■ **RECORDS FOR THIS TASK**
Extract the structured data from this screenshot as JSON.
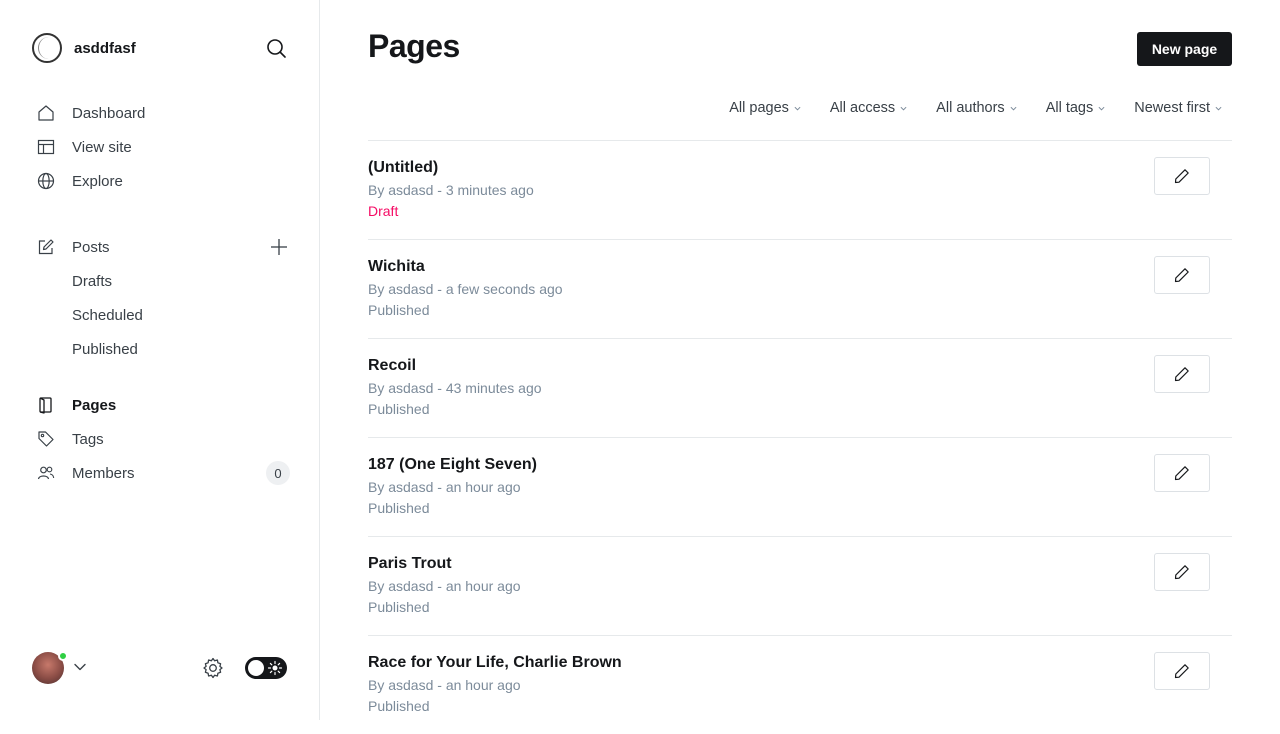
{
  "site": {
    "name": "asddfasf"
  },
  "nav": {
    "dashboard": "Dashboard",
    "view_site": "View site",
    "explore": "Explore",
    "posts": "Posts",
    "drafts": "Drafts",
    "scheduled": "Scheduled",
    "published": "Published",
    "pages": "Pages",
    "tags": "Tags",
    "members": "Members",
    "members_count": "0"
  },
  "main": {
    "title": "Pages",
    "new_button": "New page",
    "filters": {
      "type": "All pages",
      "access": "All access",
      "authors": "All authors",
      "tags": "All tags",
      "sort": "Newest first"
    },
    "rows": [
      {
        "title": "(Untitled)",
        "meta": "By asdasd - 3 minutes ago",
        "status": "Draft"
      },
      {
        "title": "Wichita",
        "meta": "By asdasd - a few seconds ago",
        "status": "Published"
      },
      {
        "title": "Recoil",
        "meta": "By asdasd - 43 minutes ago",
        "status": "Published"
      },
      {
        "title": "187 (One Eight Seven)",
        "meta": "By asdasd - an hour ago",
        "status": "Published"
      },
      {
        "title": "Paris Trout",
        "meta": "By asdasd - an hour ago",
        "status": "Published"
      },
      {
        "title": "Race for Your Life, Charlie Brown",
        "meta": "By asdasd - an hour ago",
        "status": "Published"
      }
    ]
  },
  "colors": {
    "accent_dark": "#15171a",
    "draft": "#f50b64",
    "muted": "#7c8b9a",
    "online": "#30cf43"
  },
  "icons": [
    "search-icon",
    "home-icon",
    "view-site-icon",
    "globe-icon",
    "edit-posts-icon",
    "plus-icon",
    "page-icon",
    "tag-icon",
    "members-icon",
    "chevron-down-icon",
    "gear-icon",
    "sun-icon",
    "pencil-icon"
  ]
}
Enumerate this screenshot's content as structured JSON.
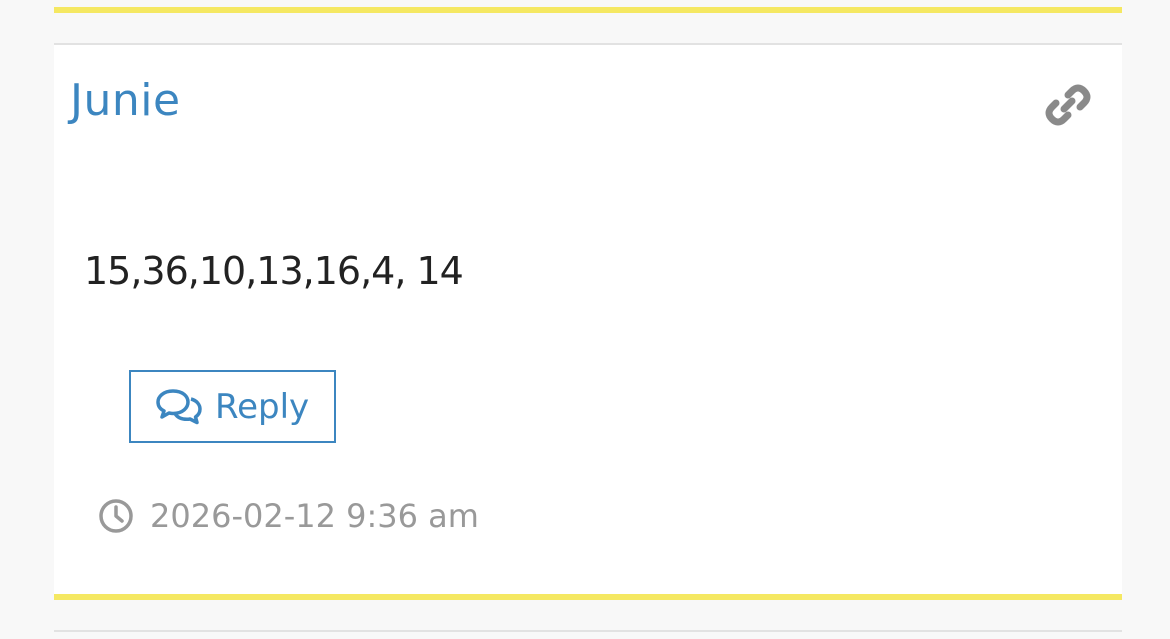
{
  "comment": {
    "author": "Junie",
    "text": "15,36,10,13,16,4, 14",
    "reply_label": "Reply",
    "timestamp": "2026-02-12 9:36 am"
  },
  "icons": {
    "permalink": "link-icon",
    "reply": "speech-bubbles-icon",
    "time": "clock-icon"
  },
  "colors": {
    "accent": "#3c86c0",
    "highlight_bar": "#f5e862",
    "muted_text": "#999999",
    "body_text": "#222222"
  }
}
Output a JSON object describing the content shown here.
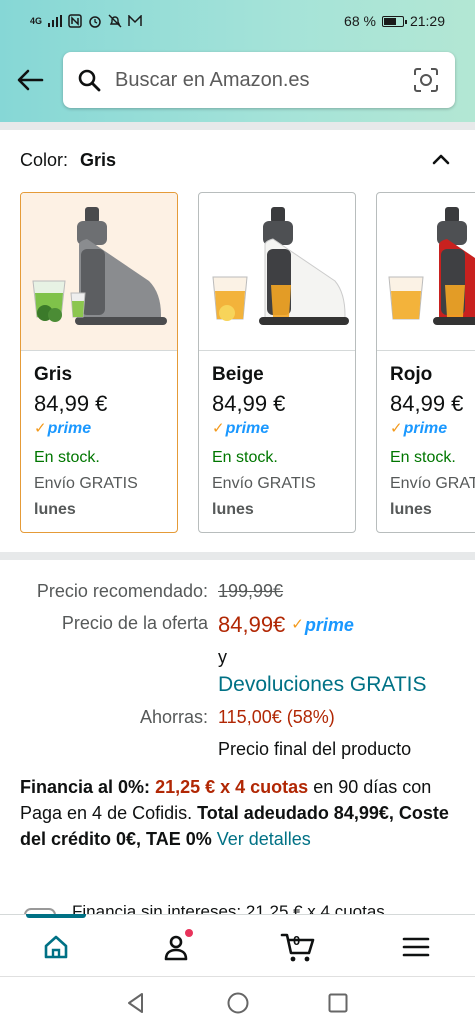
{
  "status_bar": {
    "network": "4G",
    "battery": "68 %",
    "battery_level": 0.68,
    "time": "21:29"
  },
  "search": {
    "placeholder": "Buscar en Amazon.es"
  },
  "color_selector": {
    "label": "Color:",
    "selected": "Gris",
    "variants": [
      {
        "name": "Gris",
        "price": "84,99 €",
        "prime": "prime",
        "stock": "En stock.",
        "shipping": "Envío GRATIS",
        "delivery": "lunes",
        "accent": "#7a7c7f"
      },
      {
        "name": "Beige",
        "price": "84,99 €",
        "prime": "prime",
        "stock": "En stock.",
        "shipping": "Envío GRATIS",
        "delivery": "lunes",
        "accent": "#f4f4f2"
      },
      {
        "name": "Rojo",
        "price": "84,99 €",
        "prime": "prime",
        "stock": "En stock.",
        "shipping": "Envío GRATIS",
        "delivery": "lunes",
        "accent": "#c8211f"
      }
    ]
  },
  "pricing": {
    "list_price_label": "Precio recomendado:",
    "list_price": "199,99€",
    "deal_label": "Precio de la oferta",
    "deal_price": "84,99€",
    "prime": "prime",
    "and": "y",
    "returns": "Devoluciones GRATIS",
    "savings_label": "Ahorras:",
    "savings": "115,00€ (58%)",
    "final_note": "Precio final del producto"
  },
  "financing": {
    "part1": "Financia al 0%:",
    "part2": "21,25 € x 4 cuotas",
    "part3": "en 90 días con Paga en 4 de Cofidis.",
    "part4": "Total adeudado 84,99€, Coste del crédito 0€, TAE 0%",
    "link": "Ver detalles"
  },
  "peek_text": "Financia sin intereses: 21,25 € x 4 cuotas",
  "bottom_nav": {
    "cart_count": "0"
  },
  "colors": {
    "accent_teal": "#007185",
    "price_red": "#b12704",
    "prime_blue": "#1a98ff",
    "stock_green": "#007600",
    "selected_border": "#e59b38"
  }
}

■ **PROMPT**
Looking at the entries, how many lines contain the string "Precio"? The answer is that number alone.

■ **REPLY**
3